Since the news media is the 'priesthood', then the foundation that they're laying is the perception of how people view the BLM movement. This perception is then grounds for whether or not people are positively seeing things or negatively seeing things. The factors that decide whether or not a certain Black Lives Matter event is being perceived good or bad would be where the rhetorical strategies and what they're arguing come into play.
As we can see, the usage of paralypsis and grammatical ambiguity is implying that the Black Lives Matter movement is intertwined with violence and thus it's creating this bad perception about what the movement is actually about.
From the video and article alone, 5 times, violence or lack of violence was mentioned, and only twice was the actual purpose of the specific BLM march or protest mentioned.
This focus on violence being a part of the march I think is what is being implicitly argued.
This is where Perelman's idea of Transivity and Quasi-logical arguments come into play. As a reminder, the transivity argument is the idea that if A=B and B=C, then C must = A.

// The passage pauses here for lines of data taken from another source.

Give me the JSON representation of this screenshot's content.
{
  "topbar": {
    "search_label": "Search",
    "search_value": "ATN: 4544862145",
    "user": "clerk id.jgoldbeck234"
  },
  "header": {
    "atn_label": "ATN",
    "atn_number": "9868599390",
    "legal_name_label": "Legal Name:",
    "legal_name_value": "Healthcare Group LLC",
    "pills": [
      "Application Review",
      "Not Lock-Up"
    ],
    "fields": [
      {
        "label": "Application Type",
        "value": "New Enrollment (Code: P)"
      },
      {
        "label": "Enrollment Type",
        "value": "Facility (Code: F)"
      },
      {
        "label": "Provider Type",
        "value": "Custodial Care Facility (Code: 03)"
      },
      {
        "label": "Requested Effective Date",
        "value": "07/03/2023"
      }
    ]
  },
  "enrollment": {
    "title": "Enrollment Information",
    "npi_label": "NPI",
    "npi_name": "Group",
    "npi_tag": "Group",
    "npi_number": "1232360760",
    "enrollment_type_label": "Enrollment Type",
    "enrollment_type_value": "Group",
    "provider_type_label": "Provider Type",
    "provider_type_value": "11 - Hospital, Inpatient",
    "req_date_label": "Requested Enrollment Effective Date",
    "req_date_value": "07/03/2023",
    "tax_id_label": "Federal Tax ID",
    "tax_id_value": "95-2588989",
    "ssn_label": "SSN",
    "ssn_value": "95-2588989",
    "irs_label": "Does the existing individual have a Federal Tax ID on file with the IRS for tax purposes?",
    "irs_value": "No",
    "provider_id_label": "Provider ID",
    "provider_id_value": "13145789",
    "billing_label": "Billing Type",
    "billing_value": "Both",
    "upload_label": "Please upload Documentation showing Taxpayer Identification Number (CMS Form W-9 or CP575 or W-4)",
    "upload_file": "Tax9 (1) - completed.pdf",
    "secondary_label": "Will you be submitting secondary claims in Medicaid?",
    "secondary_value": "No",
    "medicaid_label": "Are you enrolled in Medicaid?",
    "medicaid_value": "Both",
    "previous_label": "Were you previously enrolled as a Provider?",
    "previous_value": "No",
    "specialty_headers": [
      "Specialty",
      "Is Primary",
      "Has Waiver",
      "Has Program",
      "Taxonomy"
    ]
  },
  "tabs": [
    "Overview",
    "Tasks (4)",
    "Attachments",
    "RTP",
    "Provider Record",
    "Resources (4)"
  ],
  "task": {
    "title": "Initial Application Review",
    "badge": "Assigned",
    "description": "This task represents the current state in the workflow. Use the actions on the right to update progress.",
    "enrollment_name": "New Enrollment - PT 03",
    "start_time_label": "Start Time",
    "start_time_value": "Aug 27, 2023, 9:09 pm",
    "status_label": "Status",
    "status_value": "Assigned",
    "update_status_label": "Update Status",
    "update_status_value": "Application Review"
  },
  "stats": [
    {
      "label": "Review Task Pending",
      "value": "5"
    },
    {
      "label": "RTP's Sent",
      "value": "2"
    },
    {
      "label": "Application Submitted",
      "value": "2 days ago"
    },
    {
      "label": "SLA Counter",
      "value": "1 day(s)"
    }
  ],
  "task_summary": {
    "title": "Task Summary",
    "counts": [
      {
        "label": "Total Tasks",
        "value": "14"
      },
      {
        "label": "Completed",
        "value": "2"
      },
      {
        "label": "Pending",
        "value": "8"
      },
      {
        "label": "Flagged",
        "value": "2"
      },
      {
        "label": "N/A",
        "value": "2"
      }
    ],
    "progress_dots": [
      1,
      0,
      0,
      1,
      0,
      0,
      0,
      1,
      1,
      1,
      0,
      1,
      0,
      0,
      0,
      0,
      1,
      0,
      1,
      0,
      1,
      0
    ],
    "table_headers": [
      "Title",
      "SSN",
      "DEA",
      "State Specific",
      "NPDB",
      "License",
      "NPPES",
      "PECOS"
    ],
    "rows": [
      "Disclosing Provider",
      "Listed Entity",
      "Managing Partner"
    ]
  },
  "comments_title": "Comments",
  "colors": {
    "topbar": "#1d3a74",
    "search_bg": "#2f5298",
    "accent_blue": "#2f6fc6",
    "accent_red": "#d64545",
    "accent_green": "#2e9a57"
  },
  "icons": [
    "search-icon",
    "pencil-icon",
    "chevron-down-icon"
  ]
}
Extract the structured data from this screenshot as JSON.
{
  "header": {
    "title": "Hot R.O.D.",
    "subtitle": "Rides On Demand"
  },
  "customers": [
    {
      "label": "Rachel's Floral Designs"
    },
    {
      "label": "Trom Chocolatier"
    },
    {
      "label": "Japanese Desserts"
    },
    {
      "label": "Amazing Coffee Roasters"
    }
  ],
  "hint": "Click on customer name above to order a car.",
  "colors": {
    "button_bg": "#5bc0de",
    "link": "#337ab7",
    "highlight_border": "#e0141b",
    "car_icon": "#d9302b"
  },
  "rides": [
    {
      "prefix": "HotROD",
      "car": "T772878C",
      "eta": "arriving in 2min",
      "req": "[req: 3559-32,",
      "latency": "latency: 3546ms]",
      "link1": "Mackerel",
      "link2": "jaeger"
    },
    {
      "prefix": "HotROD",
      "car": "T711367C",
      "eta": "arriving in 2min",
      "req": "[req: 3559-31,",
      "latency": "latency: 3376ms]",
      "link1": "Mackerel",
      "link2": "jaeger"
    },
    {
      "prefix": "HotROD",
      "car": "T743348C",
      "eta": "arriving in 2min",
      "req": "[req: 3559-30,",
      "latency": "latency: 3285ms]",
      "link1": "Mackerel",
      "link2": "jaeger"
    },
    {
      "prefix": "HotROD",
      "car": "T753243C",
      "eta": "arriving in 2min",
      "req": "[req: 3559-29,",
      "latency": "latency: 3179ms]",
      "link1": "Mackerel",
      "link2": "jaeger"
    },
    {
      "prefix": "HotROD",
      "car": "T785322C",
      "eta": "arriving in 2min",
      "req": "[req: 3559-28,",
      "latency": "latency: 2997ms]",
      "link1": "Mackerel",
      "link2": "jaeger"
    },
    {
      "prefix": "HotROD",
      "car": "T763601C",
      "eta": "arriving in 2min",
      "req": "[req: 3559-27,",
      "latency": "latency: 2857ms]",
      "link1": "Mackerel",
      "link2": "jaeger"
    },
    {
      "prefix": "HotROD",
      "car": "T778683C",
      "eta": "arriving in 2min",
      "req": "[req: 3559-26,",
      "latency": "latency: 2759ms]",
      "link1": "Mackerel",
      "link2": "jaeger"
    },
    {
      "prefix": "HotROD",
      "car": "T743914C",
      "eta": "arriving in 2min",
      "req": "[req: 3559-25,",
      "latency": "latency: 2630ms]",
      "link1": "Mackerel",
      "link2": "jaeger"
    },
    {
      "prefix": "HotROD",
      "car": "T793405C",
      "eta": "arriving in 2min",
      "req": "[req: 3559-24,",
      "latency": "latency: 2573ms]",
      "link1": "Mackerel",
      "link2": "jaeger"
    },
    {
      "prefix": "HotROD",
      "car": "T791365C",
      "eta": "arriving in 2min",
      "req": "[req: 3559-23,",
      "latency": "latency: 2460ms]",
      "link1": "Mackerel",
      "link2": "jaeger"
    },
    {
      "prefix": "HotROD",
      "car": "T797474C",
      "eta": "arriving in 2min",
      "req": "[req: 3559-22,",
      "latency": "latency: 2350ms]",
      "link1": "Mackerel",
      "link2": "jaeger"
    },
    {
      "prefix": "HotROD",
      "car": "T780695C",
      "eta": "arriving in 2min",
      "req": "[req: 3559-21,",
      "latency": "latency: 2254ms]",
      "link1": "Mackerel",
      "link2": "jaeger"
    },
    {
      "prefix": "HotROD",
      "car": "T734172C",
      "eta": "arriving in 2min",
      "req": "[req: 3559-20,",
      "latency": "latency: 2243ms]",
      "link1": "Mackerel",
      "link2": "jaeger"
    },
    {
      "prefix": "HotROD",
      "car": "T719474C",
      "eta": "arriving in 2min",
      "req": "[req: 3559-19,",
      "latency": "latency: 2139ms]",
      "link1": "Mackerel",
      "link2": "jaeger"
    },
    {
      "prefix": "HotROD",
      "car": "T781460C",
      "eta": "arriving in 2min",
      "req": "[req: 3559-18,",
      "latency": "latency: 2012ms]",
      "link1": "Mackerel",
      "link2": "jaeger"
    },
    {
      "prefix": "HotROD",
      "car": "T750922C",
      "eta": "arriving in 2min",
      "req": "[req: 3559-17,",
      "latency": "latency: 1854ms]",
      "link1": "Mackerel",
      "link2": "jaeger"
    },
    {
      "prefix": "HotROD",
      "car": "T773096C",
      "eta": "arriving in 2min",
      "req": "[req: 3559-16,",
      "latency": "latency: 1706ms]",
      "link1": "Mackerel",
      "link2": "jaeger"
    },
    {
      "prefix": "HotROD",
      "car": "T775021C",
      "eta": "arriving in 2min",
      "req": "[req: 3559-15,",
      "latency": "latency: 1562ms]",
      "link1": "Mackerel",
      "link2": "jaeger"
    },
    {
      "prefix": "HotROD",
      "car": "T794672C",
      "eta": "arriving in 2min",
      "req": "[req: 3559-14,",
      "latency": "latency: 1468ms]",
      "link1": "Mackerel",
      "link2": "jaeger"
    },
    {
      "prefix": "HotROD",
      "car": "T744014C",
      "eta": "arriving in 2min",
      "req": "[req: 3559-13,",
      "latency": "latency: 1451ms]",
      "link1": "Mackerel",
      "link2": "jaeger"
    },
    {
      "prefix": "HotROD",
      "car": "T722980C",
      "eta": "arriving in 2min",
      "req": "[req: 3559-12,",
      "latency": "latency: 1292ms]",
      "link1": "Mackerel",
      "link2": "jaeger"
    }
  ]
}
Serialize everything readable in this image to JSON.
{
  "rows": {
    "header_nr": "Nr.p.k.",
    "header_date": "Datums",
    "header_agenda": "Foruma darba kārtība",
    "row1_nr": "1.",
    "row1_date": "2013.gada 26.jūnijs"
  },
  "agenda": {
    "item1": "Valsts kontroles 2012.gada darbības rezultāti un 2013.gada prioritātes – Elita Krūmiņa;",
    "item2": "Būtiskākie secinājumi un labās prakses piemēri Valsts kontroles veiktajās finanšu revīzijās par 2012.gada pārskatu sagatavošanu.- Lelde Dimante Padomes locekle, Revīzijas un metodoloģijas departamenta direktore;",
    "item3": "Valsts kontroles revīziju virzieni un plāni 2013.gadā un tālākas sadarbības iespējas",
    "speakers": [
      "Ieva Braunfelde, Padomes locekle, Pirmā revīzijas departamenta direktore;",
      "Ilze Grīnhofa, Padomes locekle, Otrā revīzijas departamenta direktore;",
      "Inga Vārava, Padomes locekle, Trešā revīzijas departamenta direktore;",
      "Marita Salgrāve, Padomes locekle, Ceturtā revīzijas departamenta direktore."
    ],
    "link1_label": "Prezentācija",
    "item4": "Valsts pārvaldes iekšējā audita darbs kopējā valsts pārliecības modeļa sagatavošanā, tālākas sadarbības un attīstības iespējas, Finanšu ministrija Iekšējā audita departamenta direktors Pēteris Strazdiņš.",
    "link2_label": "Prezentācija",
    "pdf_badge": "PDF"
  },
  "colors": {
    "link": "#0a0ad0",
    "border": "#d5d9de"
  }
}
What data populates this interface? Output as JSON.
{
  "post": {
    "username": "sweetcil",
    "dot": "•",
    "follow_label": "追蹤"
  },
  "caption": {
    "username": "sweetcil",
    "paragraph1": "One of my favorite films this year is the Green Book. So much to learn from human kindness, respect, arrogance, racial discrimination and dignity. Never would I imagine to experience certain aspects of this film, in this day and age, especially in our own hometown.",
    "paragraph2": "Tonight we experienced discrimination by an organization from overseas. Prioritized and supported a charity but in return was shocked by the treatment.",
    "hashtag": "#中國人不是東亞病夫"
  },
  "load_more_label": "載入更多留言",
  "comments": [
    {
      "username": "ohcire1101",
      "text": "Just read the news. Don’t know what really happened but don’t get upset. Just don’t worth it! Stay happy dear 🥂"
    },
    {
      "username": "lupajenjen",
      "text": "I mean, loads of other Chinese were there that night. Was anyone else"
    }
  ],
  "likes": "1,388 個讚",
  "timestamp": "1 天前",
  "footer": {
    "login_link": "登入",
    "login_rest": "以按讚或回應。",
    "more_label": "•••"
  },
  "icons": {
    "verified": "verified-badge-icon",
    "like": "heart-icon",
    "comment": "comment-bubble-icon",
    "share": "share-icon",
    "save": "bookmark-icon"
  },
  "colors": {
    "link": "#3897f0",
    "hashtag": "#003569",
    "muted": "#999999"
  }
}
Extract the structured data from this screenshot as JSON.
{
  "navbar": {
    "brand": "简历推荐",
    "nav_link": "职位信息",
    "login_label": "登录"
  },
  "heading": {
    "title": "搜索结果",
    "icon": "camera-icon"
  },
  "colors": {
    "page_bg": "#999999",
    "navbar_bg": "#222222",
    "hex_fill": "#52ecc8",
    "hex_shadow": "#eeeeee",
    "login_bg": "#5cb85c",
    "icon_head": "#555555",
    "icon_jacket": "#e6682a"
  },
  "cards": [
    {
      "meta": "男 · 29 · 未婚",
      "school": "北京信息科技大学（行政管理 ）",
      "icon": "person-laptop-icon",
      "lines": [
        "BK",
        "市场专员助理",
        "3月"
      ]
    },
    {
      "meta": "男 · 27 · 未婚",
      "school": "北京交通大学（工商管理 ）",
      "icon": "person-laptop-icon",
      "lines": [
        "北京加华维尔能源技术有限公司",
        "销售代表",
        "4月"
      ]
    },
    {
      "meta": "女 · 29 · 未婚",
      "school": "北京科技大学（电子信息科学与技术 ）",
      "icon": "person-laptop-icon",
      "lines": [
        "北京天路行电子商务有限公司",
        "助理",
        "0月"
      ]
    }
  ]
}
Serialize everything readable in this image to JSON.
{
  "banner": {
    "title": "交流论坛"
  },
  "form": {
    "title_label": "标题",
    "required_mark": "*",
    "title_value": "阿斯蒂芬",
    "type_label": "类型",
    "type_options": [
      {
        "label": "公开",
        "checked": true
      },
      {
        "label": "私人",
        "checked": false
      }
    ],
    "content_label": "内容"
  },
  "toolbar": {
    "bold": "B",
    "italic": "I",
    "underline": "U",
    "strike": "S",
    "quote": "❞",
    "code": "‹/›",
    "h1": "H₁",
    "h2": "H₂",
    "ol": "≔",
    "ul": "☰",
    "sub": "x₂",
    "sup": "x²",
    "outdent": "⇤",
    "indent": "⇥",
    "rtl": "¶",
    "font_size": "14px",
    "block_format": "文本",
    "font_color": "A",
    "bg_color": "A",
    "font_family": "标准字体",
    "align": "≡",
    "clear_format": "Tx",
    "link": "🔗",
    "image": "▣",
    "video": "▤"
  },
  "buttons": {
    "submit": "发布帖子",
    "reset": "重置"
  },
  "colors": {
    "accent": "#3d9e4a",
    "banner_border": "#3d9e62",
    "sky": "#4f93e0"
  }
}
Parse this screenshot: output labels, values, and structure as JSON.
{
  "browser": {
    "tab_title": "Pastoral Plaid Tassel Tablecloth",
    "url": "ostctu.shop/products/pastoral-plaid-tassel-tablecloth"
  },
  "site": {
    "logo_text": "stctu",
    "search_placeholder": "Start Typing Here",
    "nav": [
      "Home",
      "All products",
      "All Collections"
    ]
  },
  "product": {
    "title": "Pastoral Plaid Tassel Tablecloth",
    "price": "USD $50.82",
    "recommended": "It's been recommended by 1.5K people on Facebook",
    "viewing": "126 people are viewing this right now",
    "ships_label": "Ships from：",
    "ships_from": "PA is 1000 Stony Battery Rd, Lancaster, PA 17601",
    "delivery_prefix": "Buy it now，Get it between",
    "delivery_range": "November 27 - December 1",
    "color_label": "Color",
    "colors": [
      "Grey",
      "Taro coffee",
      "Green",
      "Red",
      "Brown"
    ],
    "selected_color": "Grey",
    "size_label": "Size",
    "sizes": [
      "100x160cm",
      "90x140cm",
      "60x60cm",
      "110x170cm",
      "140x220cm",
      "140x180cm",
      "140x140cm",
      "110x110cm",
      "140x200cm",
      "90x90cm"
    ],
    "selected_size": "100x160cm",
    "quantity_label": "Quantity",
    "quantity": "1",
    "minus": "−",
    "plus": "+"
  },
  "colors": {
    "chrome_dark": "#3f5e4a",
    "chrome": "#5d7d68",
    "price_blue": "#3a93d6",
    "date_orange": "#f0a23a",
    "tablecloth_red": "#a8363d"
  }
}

There's this almost universal agreement that because protests and marches are violent, and the Black Lives Matter movement has protest and marches, the BLM movement is violent. Every news source that I looked at directly said or implied that the marches and protest were something that was is at least should be violent or malicious. So from the paralypsis and grammatical ambiguity, the news media is making the argument that BLM is violent.
With that being said, we need to now look at how this all effect the Black Lives Matter movement.
What I the news media is doing, intentionally or not, is driving away possible supporters and obscuring the real reason behind why the movement started.
Before actually beginning this research project I wasn't really educated about what the Black Lives Matter movement was trying to accomplish. I, like many others, was getting all my information from the news stories I heard about the protests and marches. As seen above, I probably wasn't getting very positive information. Luckily I picked up on that for this project.
For people like the white and elderly, they're not active on social media and probably don't get much information about the BLM movement other than from what they're reading and hearing from news stations. If these external news sources are manipulating people's perception about what this movement is actually standing for, it's going to make fighting this battle a lot harder.
The media however, has plausible deniability about everything because of their uses of these implicit rhetorical strategies which means they can't really be blamed for the influence that have on the Black Lives Matter movement.
I'm not really sure how one would go about solving this issue come the future because of how tricky it all is. The BLM movement can't exactly blame the media for false representation because of the plausible deniability, but also because they need the good publicity that they're receiving also. I think that main focus now for them should be pushing their objective and goals as much as possible because of the obscured reporting that's occurring.
Then people like me who are late to the party can understand from the beginning that what they stand for is right and just, not just violence and complaining.